Entries provided section start

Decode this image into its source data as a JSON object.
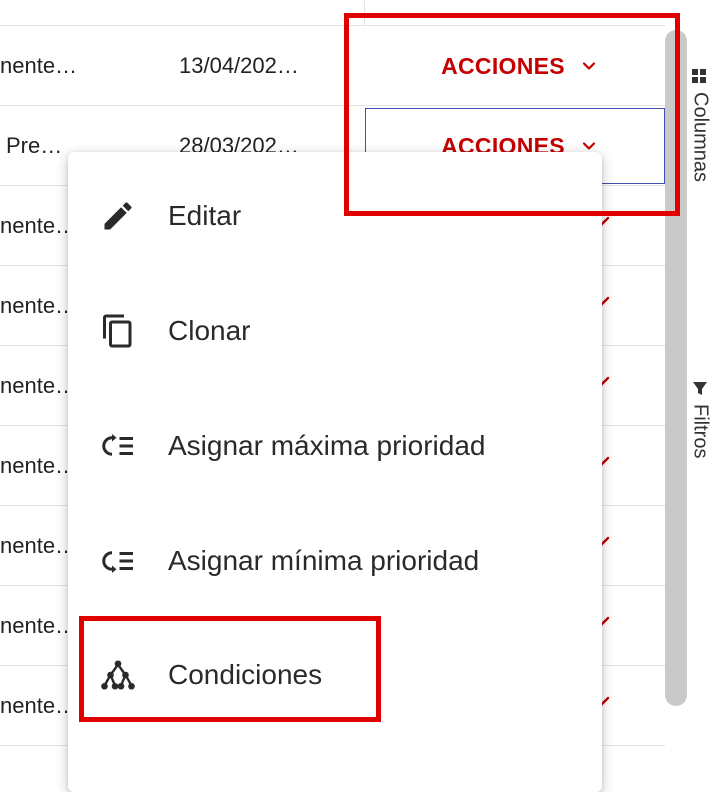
{
  "table": {
    "rows": [
      {
        "name": "nente…",
        "date": "13/04/202…",
        "actions": "ACCIONES"
      },
      {
        "name": "Pre…",
        "date": "28/03/202…",
        "actions": "ACCIONES"
      },
      {
        "name": "nente…",
        "date": ""
      },
      {
        "name": "nente…",
        "date": ""
      },
      {
        "name": "nente…",
        "date": ""
      },
      {
        "name": "nente…",
        "date": ""
      },
      {
        "name": "nente…",
        "date": ""
      },
      {
        "name": "nente…",
        "date": ""
      },
      {
        "name": "nente…",
        "date": ""
      }
    ]
  },
  "side_panel": {
    "columns_label": "Columnas",
    "filters_label": "Filtros"
  },
  "menu": {
    "items": [
      {
        "label": "Editar",
        "icon": "pencil-icon"
      },
      {
        "label": "Clonar",
        "icon": "copy-icon"
      },
      {
        "label": "Asignar máxima prioridad",
        "icon": "priority-list-icon"
      },
      {
        "label": "Asignar mínima prioridad",
        "icon": "priority-list-icon"
      },
      {
        "label": "Condiciones",
        "icon": "tree-nodes-icon"
      }
    ]
  },
  "colors": {
    "accent": "#c40000",
    "highlight": "#e00000",
    "selection": "#3f51b5"
  }
}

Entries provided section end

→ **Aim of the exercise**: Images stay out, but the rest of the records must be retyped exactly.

→ **Result of this task**:
Decode this image into its source data as a JSON object.
{
  "table": {
    "rows": [
      {
        "name": "nente…",
        "date": "13/04/202…",
        "actions": "ACCIONES"
      },
      {
        "name": "Pre…",
        "date": "28/03/202…",
        "actions": "ACCIONES"
      },
      {
        "name": "nente…",
        "date": ""
      },
      {
        "name": "nente…",
        "date": ""
      },
      {
        "name": "nente…",
        "date": ""
      },
      {
        "name": "nente…",
        "date": ""
      },
      {
        "name": "nente…",
        "date": ""
      },
      {
        "name": "nente…",
        "date": ""
      },
      {
        "name": "nente…",
        "date": ""
      }
    ]
  },
  "side_panel": {
    "columns_label": "Columnas",
    "filters_label": "Filtros"
  },
  "menu": {
    "items": [
      {
        "label": "Editar",
        "icon": "pencil-icon"
      },
      {
        "label": "Clonar",
        "icon": "copy-icon"
      },
      {
        "label": "Asignar máxima prioridad",
        "icon": "priority-list-icon"
      },
      {
        "label": "Asignar mínima prioridad",
        "icon": "priority-list-icon"
      },
      {
        "label": "Condiciones",
        "icon": "tree-nodes-icon"
      }
    ]
  },
  "colors": {
    "accent": "#c40000",
    "highlight": "#e00000",
    "selection": "#3f51b5"
  }
}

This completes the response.